WORK REQUIRED » Go line by line through the entries below and copy those containing the string "temp".
╭──
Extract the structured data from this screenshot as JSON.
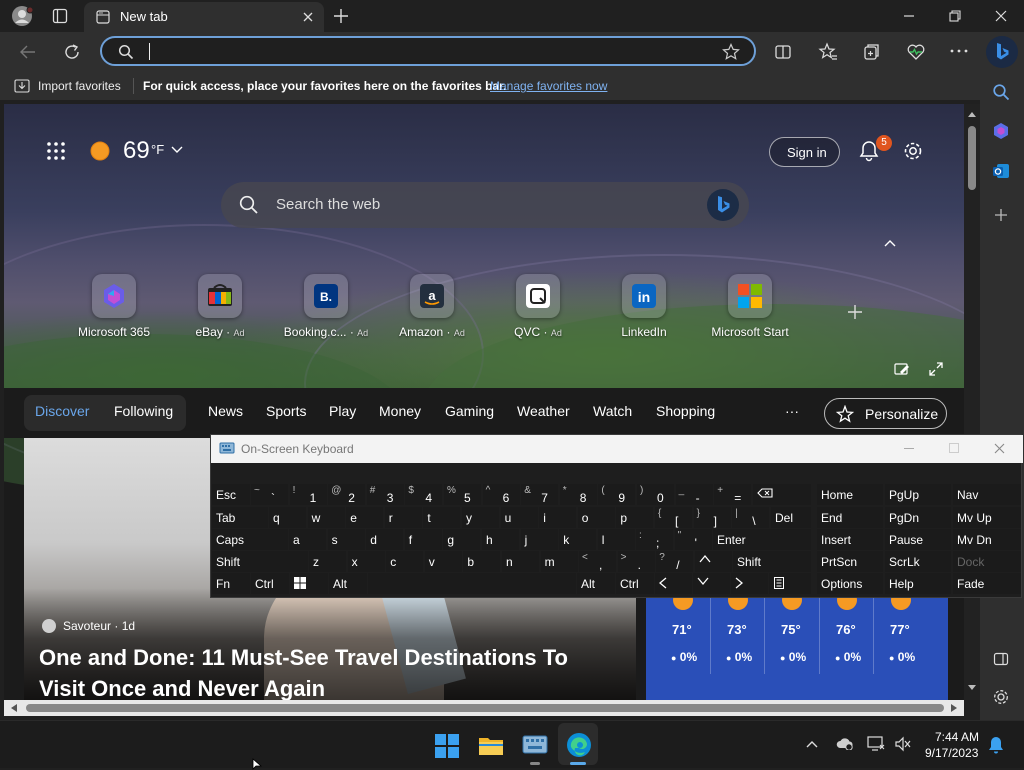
{
  "browser": {
    "tab_title": "New tab",
    "address_value": "",
    "favorites_bar": {
      "import_label": "Import favorites",
      "hint_text": "For quick access, place your favorites here on the favorites bar.",
      "manage_link": "Manage favorites now"
    }
  },
  "newtab": {
    "weather": {
      "temp": "69",
      "unit": "°F"
    },
    "sign_in": "Sign in",
    "notification_count": "5",
    "search_placeholder": "Search the web",
    "quick_links": [
      {
        "label": "Microsoft 365",
        "ad": ""
      },
      {
        "label": "eBay",
        "ad": "Ad"
      },
      {
        "label": "Booking.c...",
        "ad": "Ad"
      },
      {
        "label": "Amazon",
        "ad": "Ad"
      },
      {
        "label": "QVC",
        "ad": "Ad"
      },
      {
        "label": "LinkedIn",
        "ad": ""
      },
      {
        "label": "Microsoft Start",
        "ad": ""
      }
    ],
    "nav": {
      "discover": "Discover",
      "following": "Following",
      "items": [
        "News",
        "Sports",
        "Play",
        "Money",
        "Gaming",
        "Weather",
        "Watch",
        "Shopping"
      ],
      "more": "···",
      "personalize": "Personalize"
    },
    "article": {
      "source": "Savoteur · 1d",
      "headline_line1": "One and Done: 11 Must-See Travel Destinations To",
      "headline_line2": "Visit Once and Never Again"
    },
    "forecast": [
      {
        "temp": "71°",
        "precip": "0%"
      },
      {
        "temp": "73°",
        "precip": "0%"
      },
      {
        "temp": "75°",
        "precip": "0%"
      },
      {
        "temp": "76°",
        "precip": "0%"
      },
      {
        "temp": "77°",
        "precip": "0%"
      }
    ]
  },
  "osk": {
    "title": "On-Screen Keyboard",
    "keys": {
      "esc": "Esc",
      "tab": "Tab",
      "caps": "Caps",
      "shift_l": "Shift",
      "fn": "Fn",
      "ctrl_l": "Ctrl",
      "alt_l": "Alt",
      "del": "Del",
      "enter": "Enter",
      "shift_r": "Shift",
      "alt_r": "Alt",
      "ctrl_r": "Ctrl",
      "home": "Home",
      "pgup": "PgUp",
      "nav": "Nav",
      "end": "End",
      "pgdn": "PgDn",
      "mvup": "Mv Up",
      "insert": "Insert",
      "pause": "Pause",
      "mvdn": "Mv Dn",
      "prtscn": "PrtScn",
      "scrlk": "ScrLk",
      "dock": "Dock",
      "options": "Options",
      "help": "Help",
      "fade": "Fade",
      "row1": [
        [
          "~",
          "`"
        ],
        [
          "!",
          "1"
        ],
        [
          "@",
          "2"
        ],
        [
          "#",
          "3"
        ],
        [
          "$",
          "4"
        ],
        [
          "%",
          "5"
        ],
        [
          "^",
          "6"
        ],
        [
          "&",
          "7"
        ],
        [
          "*",
          "8"
        ],
        [
          "(",
          "9"
        ],
        [
          ")",
          "0"
        ],
        [
          "_",
          "-"
        ],
        [
          "+",
          "="
        ]
      ],
      "row2": [
        "q",
        "w",
        "e",
        "r",
        "t",
        "y",
        "u",
        "i",
        "o",
        "p"
      ],
      "row2_sym": [
        [
          "{",
          "["
        ],
        [
          "}",
          "]"
        ],
        [
          "|",
          "\\"
        ]
      ],
      "row3": [
        "a",
        "s",
        "d",
        "f",
        "g",
        "h",
        "j",
        "k",
        "l"
      ],
      "row3_sym": [
        [
          ":",
          ";"
        ],
        [
          "\"",
          "'"
        ]
      ],
      "row4": [
        "z",
        "x",
        "c",
        "v",
        "b",
        "n",
        "m"
      ],
      "row4_sym": [
        [
          "<",
          ","
        ],
        [
          ">",
          "."
        ],
        [
          "?",
          "/"
        ]
      ]
    }
  },
  "taskbar": {
    "time": "7:44 AM",
    "date": "9/17/2023"
  }
}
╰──
WRITTEN ANSWER »
      "temp": "69",
        "temp": "71°",
        "temp": "73°",
        "temp": "75°",
        "temp": "76°",
        "temp": "77°",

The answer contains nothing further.